Jarvis Landry, $5,600, MIA at WAS — Landry is a good value and a PPR machine, but not a two-touchdown kind of guy. He caught 84 passes on 111 targets last season but only scored five times. That means he’s a great value in cash games, but someone you might want to avoid in tournaments in which you want every player in your lineup to score two touchdowns.
Davante Adams, $4,400, GB at CHI — Adams might end up being the highest-owned player in Draft Kings daily fantasy football history. His price is reflective of a No. 4 receiver in the Green Bay offense despite some flashes of brilliance at the end of last season. Then Jordy Nelson’s ACL tore and Adams was thrust into a starting role. And while I just said a few words ago that low-owned players are good, Adams represents such a potentially ridiculous value I won’t tell you to avoid him.
A.J. Green, $7,800, CIN at OAK — OK, here’s another guy that isn’t technically a value at $7,800. He is however, capable of producing like Jones or Brown in PPR formats and he is the lowest priced among the stud receivers, facing the Oakland Raiders. I’ll have him in a handful of lineups.
Martellus Bennett, $4,300, CHI vs. GB — There are a couple different schools of thought when it comes to rostering tight ends for daily fantasy football. One is you either roster Rob Gronkowski, or you roster a scrub. There are other theories that say you should never roster a mid-priced tight end because they rarely are worth the price when compared to Gronkowski or an overproducing replacement-level player. I’m making an exception for Bennett almost across the board this week. With Eddie Royal and Alshon Jeffery both hobbled Bennett is in line for a ridiculous number of targets. And his price, is almost to that replacement level.
Delanie Walker, $3,400, TEN at TB — For a few years now, I’ve had Walker on at least one of my teams. Not this year. You know what that means? Career year incoming. Rookie quarterbacks allegedly lean on their tight ends as a safety valve. He should be overrated, but his price is actually really good at Draft Kings.
Benjamin Watson, $2,600, NO at ARI — You couldn’t pay me enough to roster Watson at this point in his career. But there has been a pretty big movement toward him in the fantasy football industry late this preseason and his price is below bargain basement.

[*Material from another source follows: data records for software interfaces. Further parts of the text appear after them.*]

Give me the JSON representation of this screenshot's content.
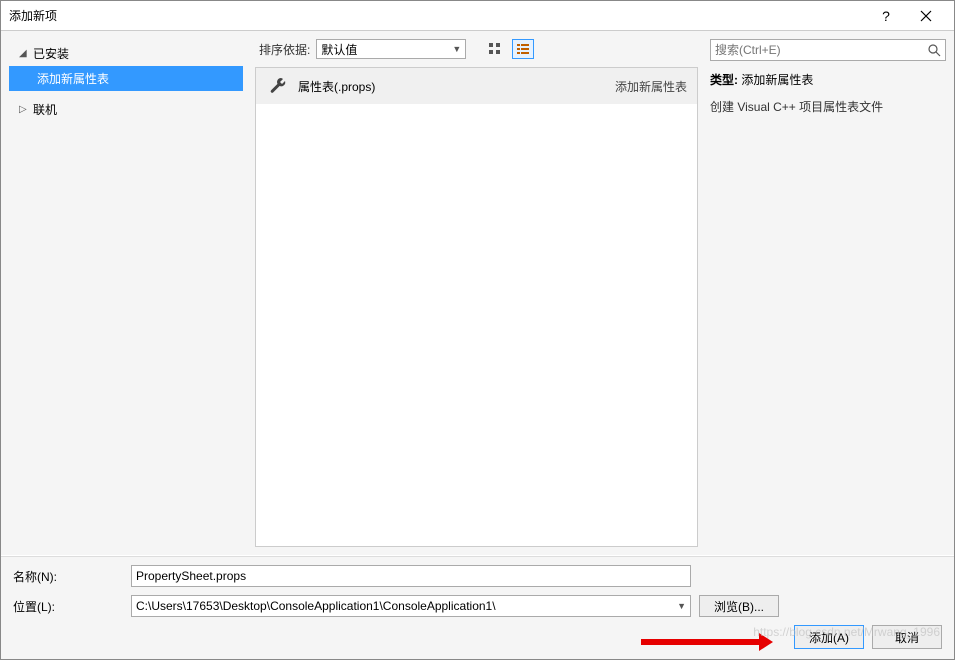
{
  "title": "添加新项",
  "sidebar": {
    "installed": "已安装",
    "items": [
      "添加新属性表"
    ],
    "online": "联机"
  },
  "toolbar": {
    "sort_label": "排序依据:",
    "sort_value": "默认值"
  },
  "items": [
    {
      "label": "属性表(.props)",
      "meta": "添加新属性表"
    }
  ],
  "search": {
    "placeholder": "搜索(Ctrl+E)"
  },
  "detail": {
    "type_label": "类型:",
    "type_value": "添加新属性表",
    "description": "创建 Visual C++ 项目属性表文件"
  },
  "form": {
    "name_label": "名称(N):",
    "name_value": "PropertySheet.props",
    "location_label": "位置(L):",
    "location_value": "C:\\Users\\17653\\Desktop\\ConsoleApplication1\\ConsoleApplication1\\",
    "browse": "浏览(B)..."
  },
  "actions": {
    "add": "添加(A)",
    "cancel": "取消"
  },
  "watermark": "https://blog.csdn.net/Mrwang_1996"
}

Jordan Cameron, $3,800, MIA at WAS — In lineups where I don’t have Bennett or Gronkowski I usually end up with Cameron. As I’ve said elsewhere, this offense turned Charles Clay into a $38 million man. Cameron has shown flashes of potential greatness in the past — remember when Cameron was in a sub-tier just below Gronkowski and Jimmy Graham? If he can stay healthy, Cameron goes back to that status. Washington was the fourth-least efficient defense against tight ends in 2014, according to DVOA, so that journey likely begins this week.
Miami Dolphins vs. Washington Redskins
New York Jets vs. Cleveland Browns